Text: Alec Coiro
All Images Courtesy of Cleopatra’s
Transmitter Park is almost as fine a metonym for Greenpoint as it is a parallel with the gallery Cleopatra’s (also in Greenpoint): rough and wild, connected but apart, a little hard to get to, but worth it; the kind of place a teenager can really feel at home with a fat blunt. While that last one might not be as true of Cleopatra’s as it is of Transmitter Park, Cleopatra’s is where Matthew Spiegelman’s photos from Transmitter Park are being exhibited in a show entitled Transmitter, running until March 26th.
Intending to do away with or at least problematize the artist/subject dichotomy, Spiegelman positions himself and by extension the viewer as a participant, eavesdropper, and sunset stroller at the park.
Looking out across the East River, we see the majestic and iconic Gotham skyline.
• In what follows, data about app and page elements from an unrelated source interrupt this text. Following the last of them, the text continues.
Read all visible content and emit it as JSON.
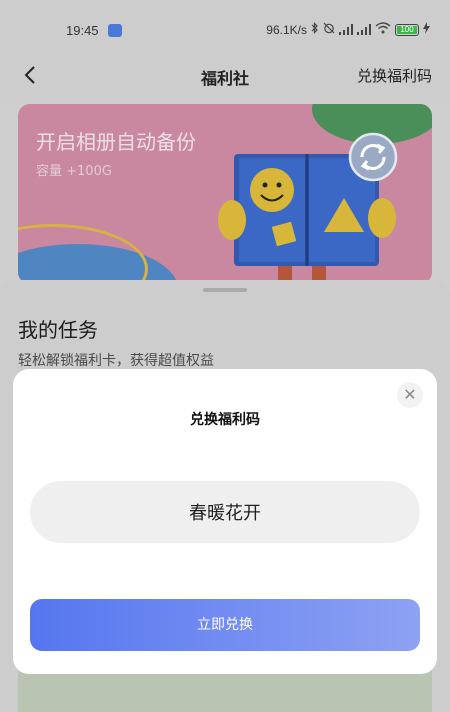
{
  "status_bar": {
    "time": "19:45",
    "network_speed": "96.1K/s",
    "battery": "100"
  },
  "nav": {
    "title": "福利社",
    "right_action": "兑换福利码"
  },
  "banner": {
    "title": "开启相册自动备份",
    "subtitle": "容量 +100G"
  },
  "tasks": {
    "title": "我的任务",
    "subtitle": "轻松解锁福利卡，获得超值权益"
  },
  "modal": {
    "title": "兑换福利码",
    "code_value": "春暖花开",
    "submit_label": "立即兑换"
  },
  "colors": {
    "accent_start": "#5576ef",
    "accent_end": "#8ea2f3",
    "banner_pink": "#c9889f",
    "battery_green": "#3cb84a"
  },
  "icons": {
    "back": "chevron-left-icon",
    "close": "close-icon",
    "sync": "sync-icon",
    "cloud": "cloud-icon"
  }
}
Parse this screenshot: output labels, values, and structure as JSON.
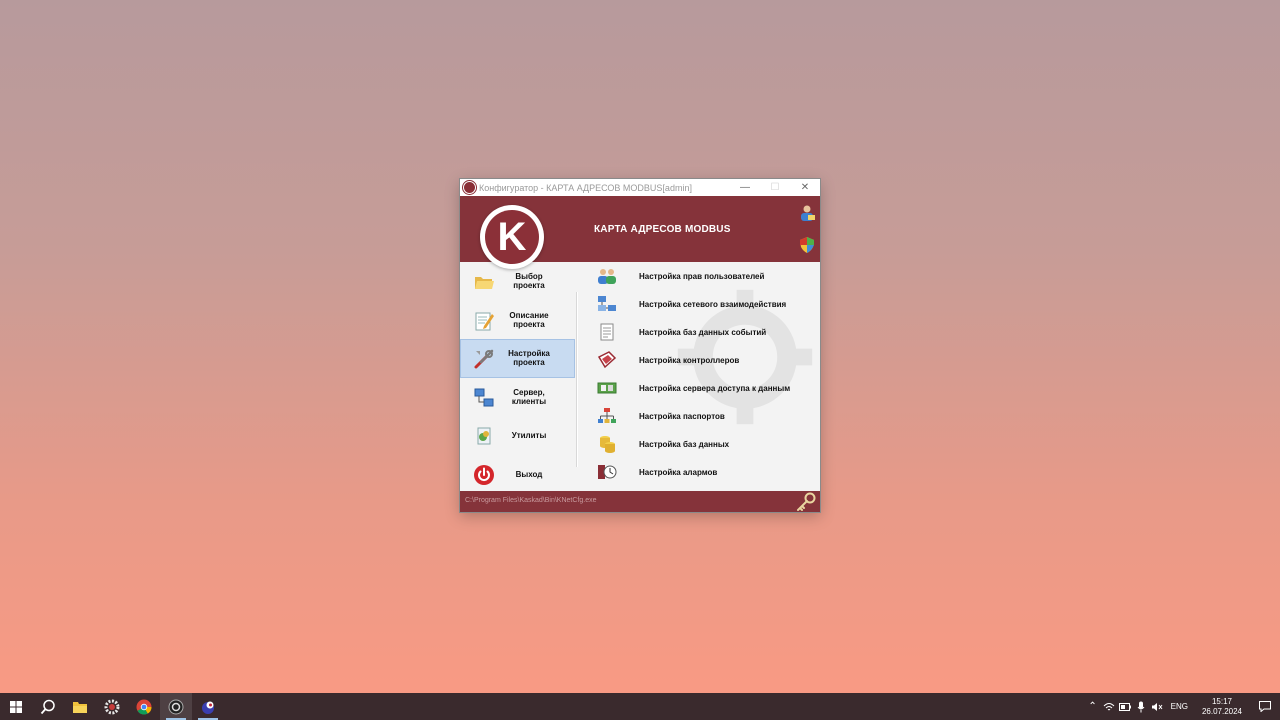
{
  "window": {
    "title": "Конфигуратор - КАРТА АДРЕСОВ MODBUS[admin]",
    "minimize_glyph": "—",
    "maximize_glyph": "☐",
    "close_glyph": "✕"
  },
  "header": {
    "title": "КАРТА АДРЕСОВ MODBUS",
    "logo_letter": "K",
    "brand_color": "#85333a"
  },
  "sidebar": {
    "items": [
      {
        "label": "Выбор проекта",
        "icon": "folder-icon"
      },
      {
        "label": "Описание проекта",
        "icon": "notepad-icon"
      },
      {
        "label": "Настройка проекта",
        "icon": "tools-icon",
        "active": true
      },
      {
        "label": "Сервер, клиенты",
        "icon": "network-icon"
      },
      {
        "label": "Утилиты",
        "icon": "utilities-icon"
      },
      {
        "label": "Выход",
        "icon": "power-icon"
      }
    ]
  },
  "menu": {
    "items": [
      {
        "label": "Настройка прав пользователей",
        "icon": "users-icon"
      },
      {
        "label": "Настройка сетевого взаимодействия",
        "icon": "network-computers-icon"
      },
      {
        "label": "Настройка баз данных событий",
        "icon": "document-icon"
      },
      {
        "label": "Настройка контроллеров",
        "icon": "controller-icon"
      },
      {
        "label": "Настройка сервера доступа к данным",
        "icon": "server-board-icon"
      },
      {
        "label": "Настройка паспортов",
        "icon": "hierarchy-icon"
      },
      {
        "label": "Настройка баз данных",
        "icon": "database-icon"
      },
      {
        "label": "Настройка алармов",
        "icon": "alarm-icon"
      }
    ]
  },
  "footer": {
    "path": "C:\\Program Files\\Kaskad\\Bin\\KNetCfg.exe"
  },
  "taskbar": {
    "language": "ENG",
    "time": "15:17",
    "date": "26.07.2024"
  }
}
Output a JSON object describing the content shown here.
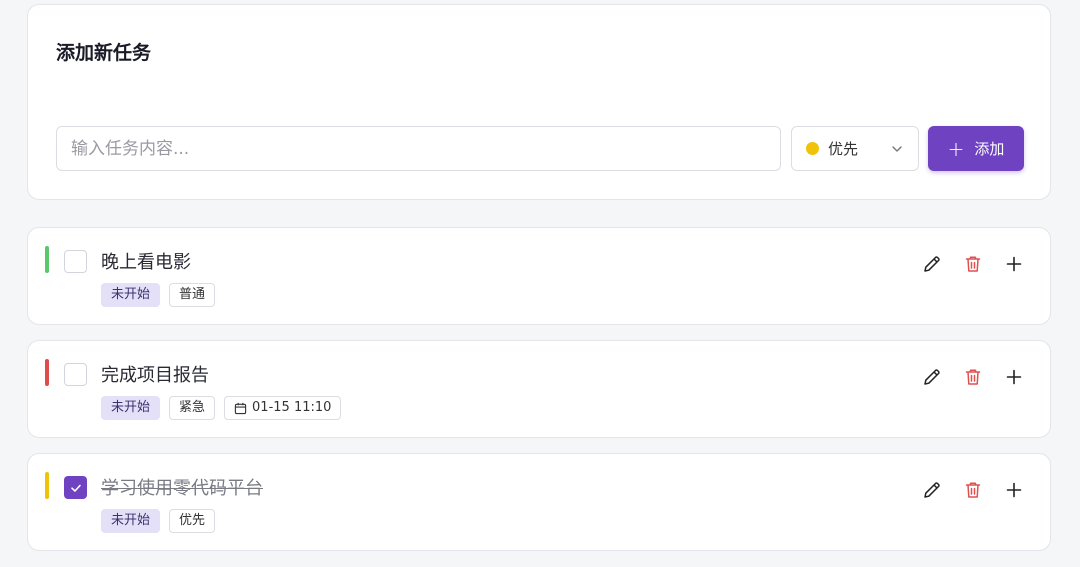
{
  "colors": {
    "accent": "#6f42c1",
    "priority_normal": "#5ac86a",
    "priority_urgent": "#e04b4b",
    "priority_high": "#f0c20a",
    "delete_red": "#e05050"
  },
  "add_form": {
    "title": "添加新任务",
    "input_placeholder": "输入任务内容...",
    "input_value": "",
    "priority_selected": "优先",
    "priority_dot_color": "#f0c20a",
    "priority_icon": "chevron-down-icon",
    "add_button_label": "添加",
    "add_button_icon": "plus-icon"
  },
  "tasks": [
    {
      "title": "晚上看电影",
      "done": false,
      "priority_color": "#5ac86a",
      "tags": {
        "status": "未开始",
        "priority": "普通",
        "due": ""
      }
    },
    {
      "title": "完成项目报告",
      "done": false,
      "priority_color": "#e04b4b",
      "tags": {
        "status": "未开始",
        "priority": "紧急",
        "due": "01-15 11:10"
      }
    },
    {
      "title": "学习使用零代码平台",
      "done": true,
      "priority_color": "#f0c20a",
      "tags": {
        "status": "未开始",
        "priority": "优先",
        "due": ""
      }
    }
  ],
  "task_action_icons": [
    "edit-icon",
    "delete-icon",
    "add-subtask-icon"
  ]
}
Spiegelman cleverly juxtaposes this cityscape with the rough, rocky landscape of Transmitter Park where it comes in contact with the water, and, to my eye, the photographer also suggests a parallel between the crags of the rocks and the crags of skyline. Transmitter Park’s undeveloped rawness is put in high relief, a rebuke to the gentrification going on all around the park. A rebuke that is underscored by the people in the photographs who display none of the trapping of gentrification.
The show is stolen, however, by those old photographic classic:, light and water, and the play of the former on the latter. Spiegelman beautifully captures the park at dusk. Swing by the gallery and enjoy the gloaming.